Velie's, Moline

Velie's, Moline.

All of us should consider this as reassuring, sentimental news. The Plantation is going to reopen in Moline. Well, it's really Velie's, but for those with gray hair, it is still the Plantation.

Psst! "It is 99.95 percent a done-deal," says David Koenig, an owner of what was one of mid-America's most famous eateries. The place is planned to reopen - with an entirely different char-acter - on Oct. 1.

It will have a new personality, but before getting into that, it should be said that there were no takers for the $1.8 million price tag that had been placed on the blufftop spa.

"We had a number of lookers and an offer. But no real takers," says Koenig. "One unexpected use was for its conversion into a residence again. Rumors were flying. Of course, I'll not tell, but it was not a Quad-City physi-cian from India, as some people have been whispering." The owners, David Koenig and Allan Johnson, were determined to put the building into use again after its closing a few months ago. A giant full-service restaurant, as they had operated the place, was no longer practical. They locked the doors.

"It'll be different now," says Koenig. "The Back Door, our lower level lounge, will become Governor's West, operating as one of our Governor's outlets." There will be some cosmetic changes to match the ambiance (always a chi-chi word to toss around) so the Velie place matches the personality of the two Governor's.

The big switch will be on the main and sec-ond floors.

"We're turning the Plantation, er Velie's, into one of Ameri-ca's spiffiest antique malls," says Koenig. "It will be a new concept, in a setting of grandeur unlike anyplace you've seen. We've researched this antique mall market extensively. The method is quite viable."

Koenig said the major reason was to put the building back into use again.

"It just couldn't sit there. It's too good. If other opportunities become available, we would be able to make arrangements. As to the proposal this week that the building could become a giant cen-ter for the arts? Well, I would say that's out at this moment with our current plans, but I won't foreclose on something like that happening some day. Though, with that many organizations involved, a lot of problems are present."

As to the restaurant's present contents, there will be an auc-tion of the restaurant equipment, and the rest of the goodies that decorated the landmark may be sold when the antique mall opens. So there! That small town flavor

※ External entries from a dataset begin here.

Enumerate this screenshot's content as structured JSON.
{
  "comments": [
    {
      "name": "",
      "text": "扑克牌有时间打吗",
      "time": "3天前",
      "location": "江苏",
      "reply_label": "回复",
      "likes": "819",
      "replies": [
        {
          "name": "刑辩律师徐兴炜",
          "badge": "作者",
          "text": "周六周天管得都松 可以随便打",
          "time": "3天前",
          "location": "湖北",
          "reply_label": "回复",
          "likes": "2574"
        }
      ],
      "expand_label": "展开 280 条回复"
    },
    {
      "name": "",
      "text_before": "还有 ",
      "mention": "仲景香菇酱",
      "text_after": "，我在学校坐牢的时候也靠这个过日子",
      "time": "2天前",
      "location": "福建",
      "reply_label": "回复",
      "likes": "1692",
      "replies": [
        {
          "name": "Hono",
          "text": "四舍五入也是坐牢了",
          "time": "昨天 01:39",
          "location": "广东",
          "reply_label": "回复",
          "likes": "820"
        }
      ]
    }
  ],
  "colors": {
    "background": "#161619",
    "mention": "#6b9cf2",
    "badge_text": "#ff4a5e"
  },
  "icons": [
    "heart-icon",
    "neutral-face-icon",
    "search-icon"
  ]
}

Following up on that clamorous Quad-City visit by Bill Clin-ton: Greg Boll, one of the Quad-City Times photogs who covered the candidate's visit to Burlington, hurried back with his film.

"All along the way, in towns like Mediapolis and Wapello, and in farm drives and in Tastee-Freeze lots, cars were parked. Folks stood outside, or sat on hoods or in the back of pickups, waiting for the big Clinton bus caravan. They'd flash their lights on and off; it reminded me of fireflies in the night." Lucky notes

Don't pick a four-leaf-clover if you want good luck - call Bettendorf Park Board Band. In a sodden summer, not a concert was rained-out. After a week of deluges, the clouds parted for the band to play its season finale, a 25th anniversary concert in twi-light summery sunlight. Other omens of good luck: The band has played gigs for four seasons at Quad-City Thunder games; when-ever they played, the team won. The Thunder has wisely engaged the band for this year's opener. Whenever the band played at O'Donnell Stadium in Davenport, the home team won. The band was called upon to play for the grand opening cruise of The President, but not the Diamond Lady. Well, you know what hap-pened to the Diamond Lady! Absolutely rotten riddle

Q. You say you had a dream that you were a muffler? Well, how do you feel this morning?

A. Exhausted.